» ASSIGNED TASK
Identify each line in the records below that contains the word "kind", and copy it.

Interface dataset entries
□ □ □ □ □ □ □
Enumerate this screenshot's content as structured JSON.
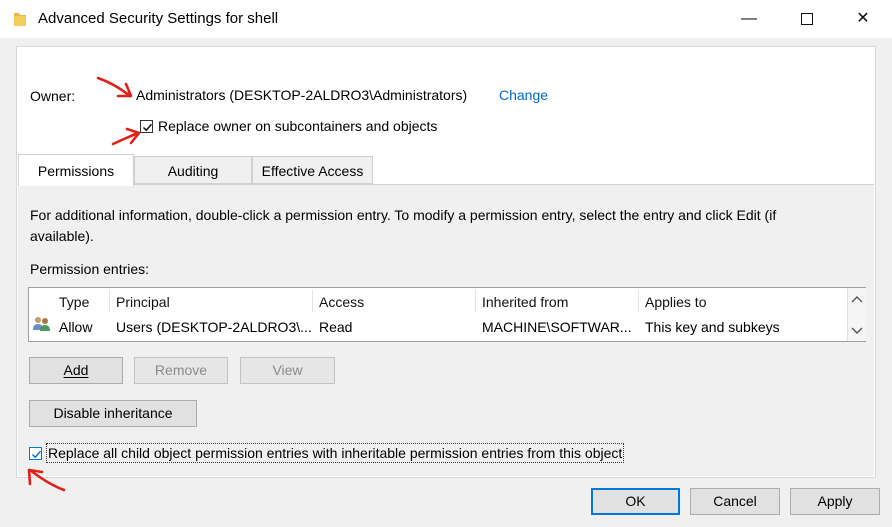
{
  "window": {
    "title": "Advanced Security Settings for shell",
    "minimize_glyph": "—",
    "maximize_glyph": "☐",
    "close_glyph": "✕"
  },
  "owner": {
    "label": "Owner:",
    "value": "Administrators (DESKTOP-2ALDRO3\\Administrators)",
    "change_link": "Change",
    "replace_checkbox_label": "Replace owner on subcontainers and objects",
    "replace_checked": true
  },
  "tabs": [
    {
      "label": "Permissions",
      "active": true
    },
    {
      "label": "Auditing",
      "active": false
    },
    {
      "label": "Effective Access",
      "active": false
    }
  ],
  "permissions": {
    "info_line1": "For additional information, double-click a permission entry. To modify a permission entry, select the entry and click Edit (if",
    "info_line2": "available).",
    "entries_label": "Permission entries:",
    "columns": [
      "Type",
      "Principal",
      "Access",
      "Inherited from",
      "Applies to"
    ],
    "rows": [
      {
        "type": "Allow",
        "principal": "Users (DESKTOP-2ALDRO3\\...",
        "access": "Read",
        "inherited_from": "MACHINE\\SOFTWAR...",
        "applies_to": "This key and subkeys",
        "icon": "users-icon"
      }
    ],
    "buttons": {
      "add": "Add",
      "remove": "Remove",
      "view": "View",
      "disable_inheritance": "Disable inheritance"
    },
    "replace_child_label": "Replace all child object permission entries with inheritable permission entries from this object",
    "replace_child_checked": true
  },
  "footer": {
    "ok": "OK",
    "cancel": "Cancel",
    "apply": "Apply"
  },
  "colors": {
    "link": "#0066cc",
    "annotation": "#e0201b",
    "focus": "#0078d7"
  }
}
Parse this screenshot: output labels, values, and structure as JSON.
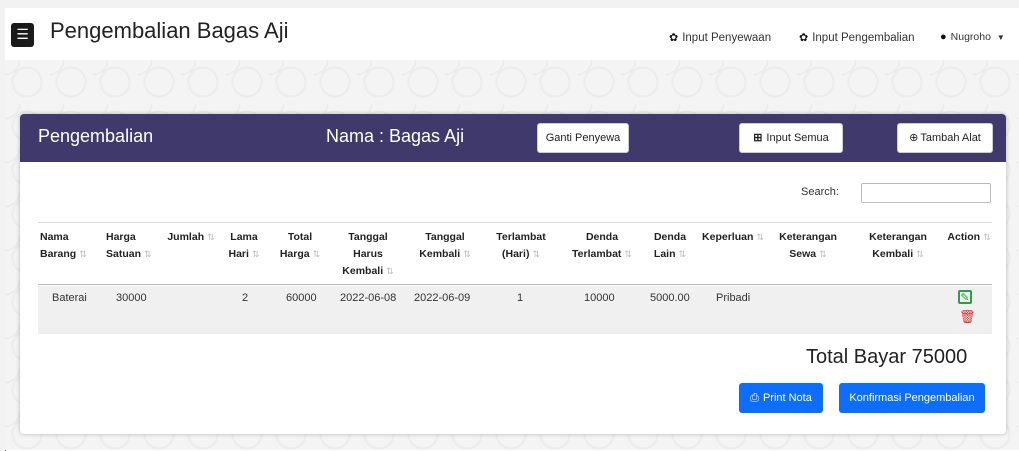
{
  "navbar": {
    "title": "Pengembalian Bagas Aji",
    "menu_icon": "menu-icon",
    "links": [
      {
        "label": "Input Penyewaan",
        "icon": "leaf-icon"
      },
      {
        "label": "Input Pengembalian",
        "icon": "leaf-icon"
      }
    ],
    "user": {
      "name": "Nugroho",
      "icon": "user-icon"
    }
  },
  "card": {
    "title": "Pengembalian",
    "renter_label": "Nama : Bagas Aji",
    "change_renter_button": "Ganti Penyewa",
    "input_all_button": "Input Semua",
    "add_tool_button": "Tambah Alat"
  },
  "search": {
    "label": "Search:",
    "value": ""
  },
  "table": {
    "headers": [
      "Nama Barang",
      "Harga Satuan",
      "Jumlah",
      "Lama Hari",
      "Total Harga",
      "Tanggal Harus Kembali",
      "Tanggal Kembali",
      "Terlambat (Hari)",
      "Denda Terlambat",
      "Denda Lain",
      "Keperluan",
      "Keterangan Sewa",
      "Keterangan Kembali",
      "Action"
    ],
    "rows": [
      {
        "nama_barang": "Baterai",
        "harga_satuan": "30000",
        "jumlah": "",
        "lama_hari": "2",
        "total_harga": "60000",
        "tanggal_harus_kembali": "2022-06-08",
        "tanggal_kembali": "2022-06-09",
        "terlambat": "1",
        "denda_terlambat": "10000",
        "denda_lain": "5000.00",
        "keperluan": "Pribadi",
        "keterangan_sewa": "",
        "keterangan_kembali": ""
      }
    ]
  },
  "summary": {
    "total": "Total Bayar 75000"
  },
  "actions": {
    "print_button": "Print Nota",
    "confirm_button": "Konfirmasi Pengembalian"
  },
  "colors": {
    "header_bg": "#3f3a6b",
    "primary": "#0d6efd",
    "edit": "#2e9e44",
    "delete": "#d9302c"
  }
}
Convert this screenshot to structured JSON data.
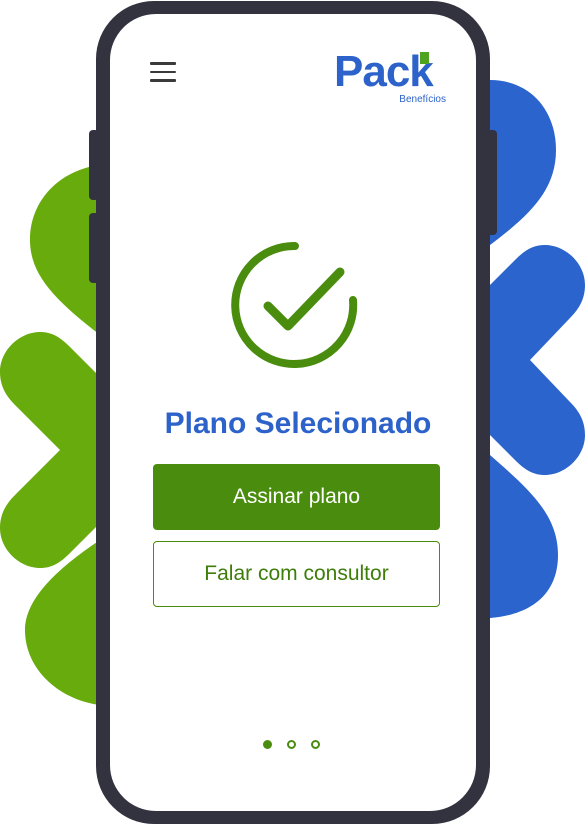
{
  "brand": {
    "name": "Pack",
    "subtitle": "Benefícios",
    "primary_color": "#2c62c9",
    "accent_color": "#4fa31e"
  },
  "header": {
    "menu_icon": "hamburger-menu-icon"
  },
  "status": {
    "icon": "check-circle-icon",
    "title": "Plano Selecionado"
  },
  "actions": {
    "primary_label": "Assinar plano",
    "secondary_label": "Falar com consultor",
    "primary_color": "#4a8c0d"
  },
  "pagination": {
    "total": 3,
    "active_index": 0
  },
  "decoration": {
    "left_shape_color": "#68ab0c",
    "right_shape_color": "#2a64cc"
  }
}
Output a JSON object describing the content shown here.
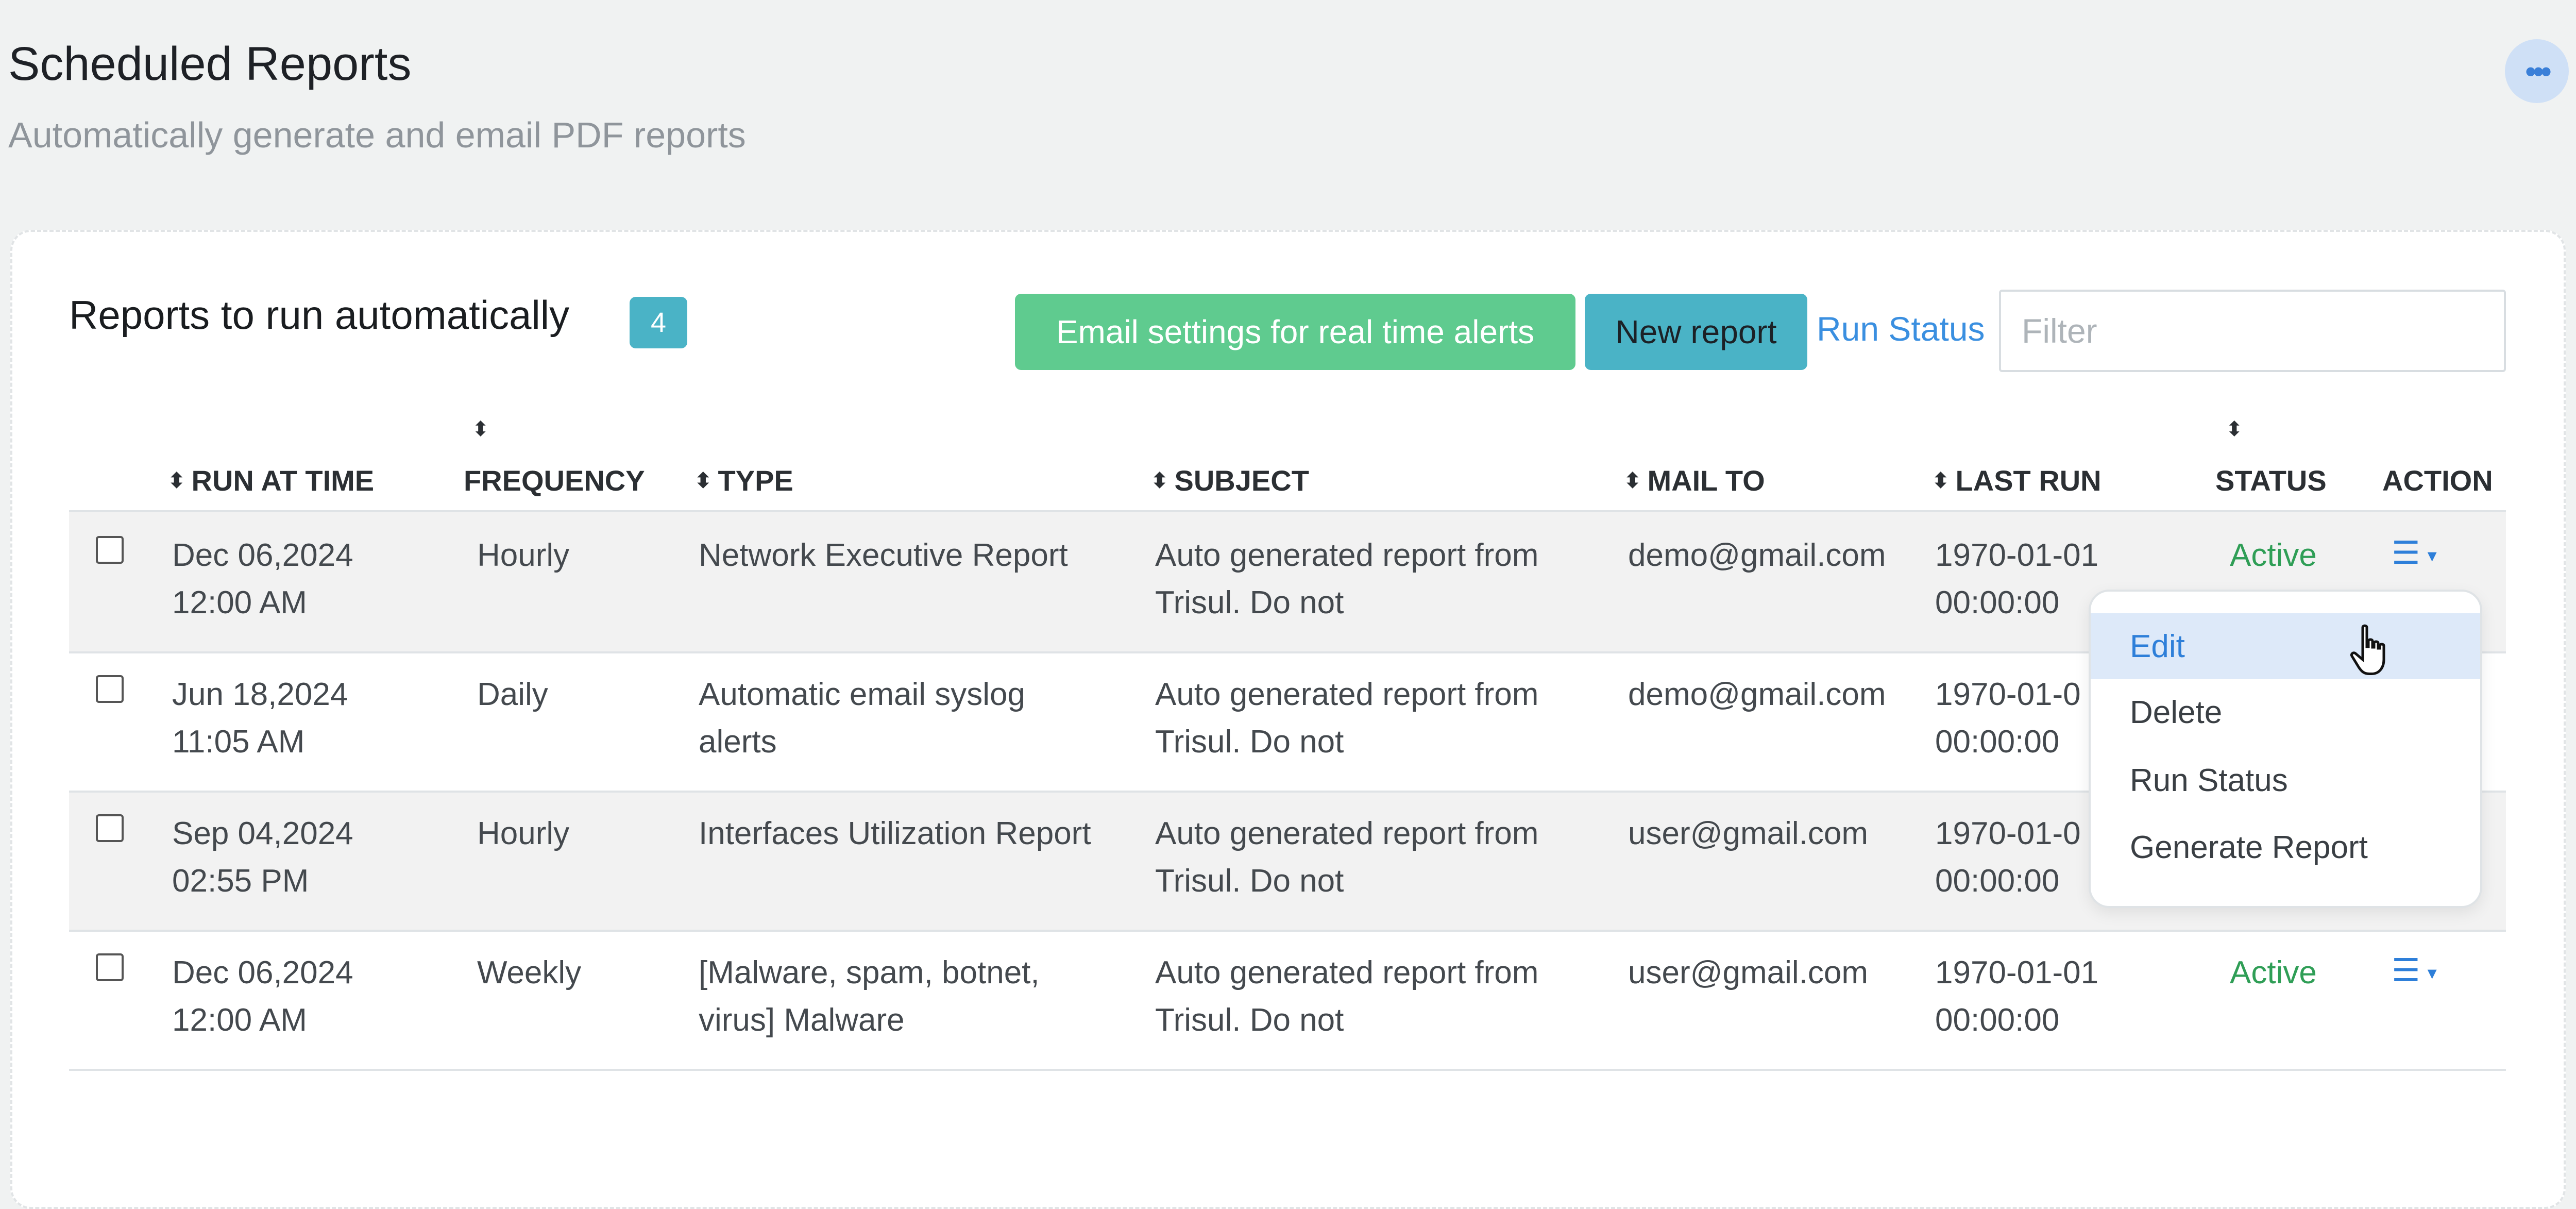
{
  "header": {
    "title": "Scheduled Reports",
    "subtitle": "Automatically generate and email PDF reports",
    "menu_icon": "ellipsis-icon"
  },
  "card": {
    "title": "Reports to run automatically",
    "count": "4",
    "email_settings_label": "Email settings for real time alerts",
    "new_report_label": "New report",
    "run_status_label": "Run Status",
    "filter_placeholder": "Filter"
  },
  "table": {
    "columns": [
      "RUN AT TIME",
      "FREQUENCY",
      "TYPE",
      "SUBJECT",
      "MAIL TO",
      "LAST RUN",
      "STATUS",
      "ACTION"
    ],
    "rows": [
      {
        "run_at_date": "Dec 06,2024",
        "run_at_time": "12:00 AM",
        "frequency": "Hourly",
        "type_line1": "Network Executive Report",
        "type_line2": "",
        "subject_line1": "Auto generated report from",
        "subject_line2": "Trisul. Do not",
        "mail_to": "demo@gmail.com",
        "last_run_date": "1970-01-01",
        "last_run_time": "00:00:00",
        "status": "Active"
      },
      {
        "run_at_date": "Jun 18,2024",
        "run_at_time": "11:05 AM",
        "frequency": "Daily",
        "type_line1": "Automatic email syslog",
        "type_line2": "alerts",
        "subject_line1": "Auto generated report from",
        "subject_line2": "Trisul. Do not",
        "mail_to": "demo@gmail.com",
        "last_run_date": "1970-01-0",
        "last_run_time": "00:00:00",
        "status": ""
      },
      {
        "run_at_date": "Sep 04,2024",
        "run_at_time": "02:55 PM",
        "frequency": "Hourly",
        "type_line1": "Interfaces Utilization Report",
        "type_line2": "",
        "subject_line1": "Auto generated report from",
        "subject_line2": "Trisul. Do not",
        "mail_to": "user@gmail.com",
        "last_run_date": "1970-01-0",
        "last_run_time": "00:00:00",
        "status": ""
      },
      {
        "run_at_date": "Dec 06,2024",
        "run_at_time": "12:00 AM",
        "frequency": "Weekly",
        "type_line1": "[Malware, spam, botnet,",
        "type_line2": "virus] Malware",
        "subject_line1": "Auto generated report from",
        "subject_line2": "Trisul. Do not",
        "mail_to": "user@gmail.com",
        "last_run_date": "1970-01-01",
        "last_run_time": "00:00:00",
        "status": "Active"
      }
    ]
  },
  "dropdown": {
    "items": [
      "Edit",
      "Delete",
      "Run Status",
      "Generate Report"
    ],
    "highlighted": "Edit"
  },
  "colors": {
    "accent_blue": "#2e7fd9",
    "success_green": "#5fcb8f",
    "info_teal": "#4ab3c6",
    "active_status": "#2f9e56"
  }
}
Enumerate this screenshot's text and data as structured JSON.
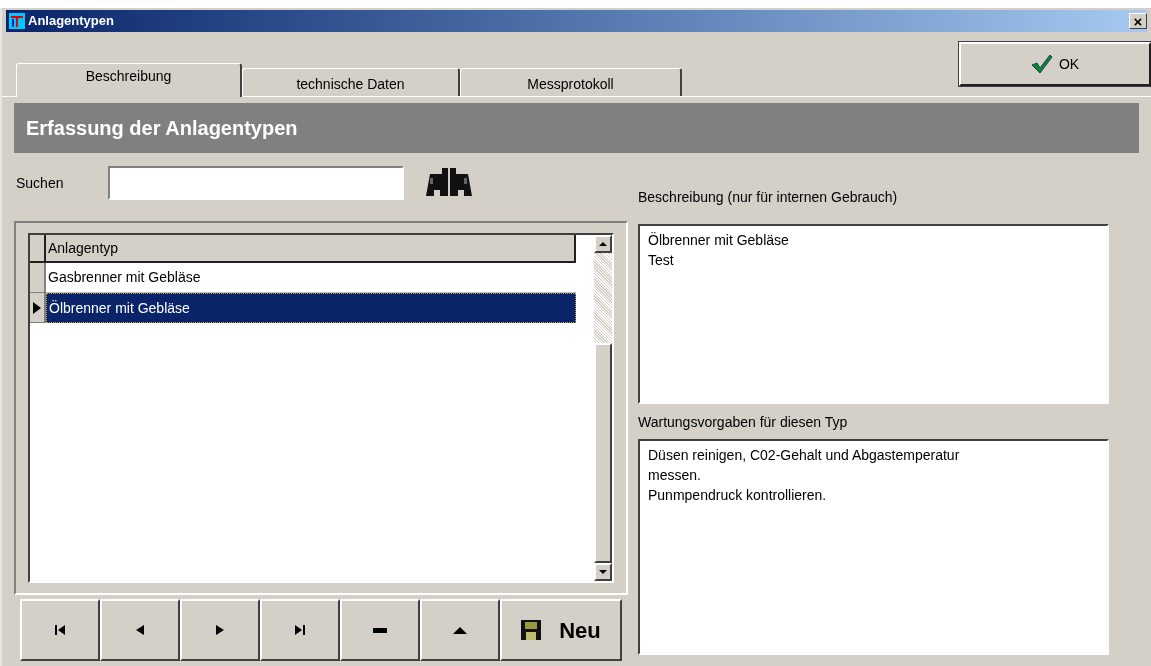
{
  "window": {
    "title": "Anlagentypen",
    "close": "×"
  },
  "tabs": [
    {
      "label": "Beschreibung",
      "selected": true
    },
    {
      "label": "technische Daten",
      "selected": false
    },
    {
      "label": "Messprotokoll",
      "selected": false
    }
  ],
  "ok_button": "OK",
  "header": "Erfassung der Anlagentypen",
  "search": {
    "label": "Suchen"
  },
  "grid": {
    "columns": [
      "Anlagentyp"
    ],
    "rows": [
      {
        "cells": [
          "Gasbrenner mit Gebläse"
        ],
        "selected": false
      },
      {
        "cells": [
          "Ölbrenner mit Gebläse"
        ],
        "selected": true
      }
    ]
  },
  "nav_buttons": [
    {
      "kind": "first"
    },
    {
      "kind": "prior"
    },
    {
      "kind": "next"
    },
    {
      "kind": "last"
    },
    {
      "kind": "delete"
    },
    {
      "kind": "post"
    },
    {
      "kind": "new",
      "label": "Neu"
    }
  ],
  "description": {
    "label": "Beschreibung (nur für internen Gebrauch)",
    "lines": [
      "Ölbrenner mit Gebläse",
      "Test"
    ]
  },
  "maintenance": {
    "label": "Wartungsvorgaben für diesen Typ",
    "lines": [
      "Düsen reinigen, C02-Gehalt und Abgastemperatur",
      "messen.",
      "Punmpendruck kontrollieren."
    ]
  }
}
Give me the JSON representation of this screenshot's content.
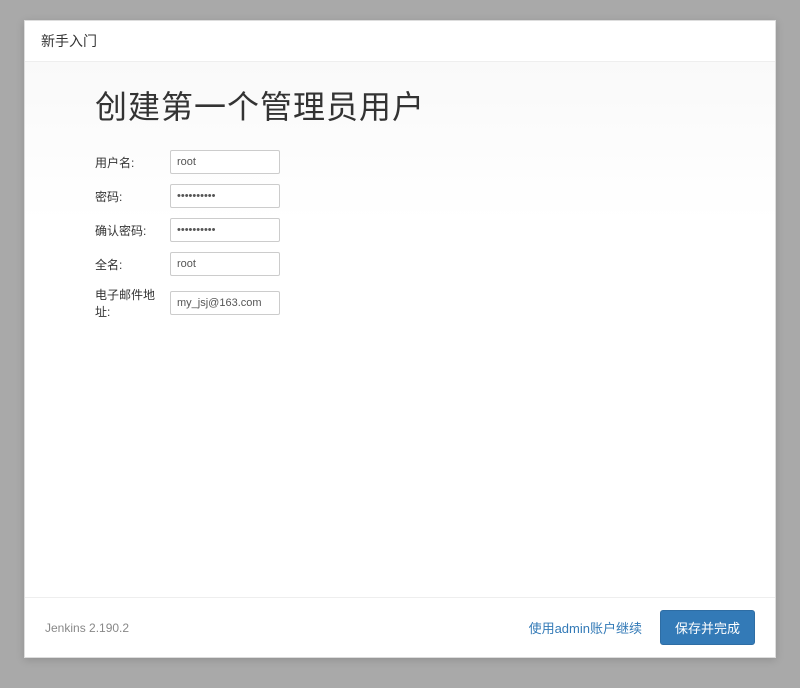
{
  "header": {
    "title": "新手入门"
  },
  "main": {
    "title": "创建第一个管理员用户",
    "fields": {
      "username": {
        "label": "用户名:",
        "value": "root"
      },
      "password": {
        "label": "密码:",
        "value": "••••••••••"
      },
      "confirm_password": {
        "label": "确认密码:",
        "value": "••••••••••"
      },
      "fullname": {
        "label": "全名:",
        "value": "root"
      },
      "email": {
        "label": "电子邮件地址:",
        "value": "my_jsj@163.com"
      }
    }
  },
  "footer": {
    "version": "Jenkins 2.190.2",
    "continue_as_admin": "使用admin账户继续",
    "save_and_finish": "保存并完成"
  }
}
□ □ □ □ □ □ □
» RESPONSE TO THE TASK
      "kind": "first"
      "kind": "prior"
      "kind": "next"
      "kind": "last"
      "kind": "delete"
      "kind": "post"
      "kind": "new",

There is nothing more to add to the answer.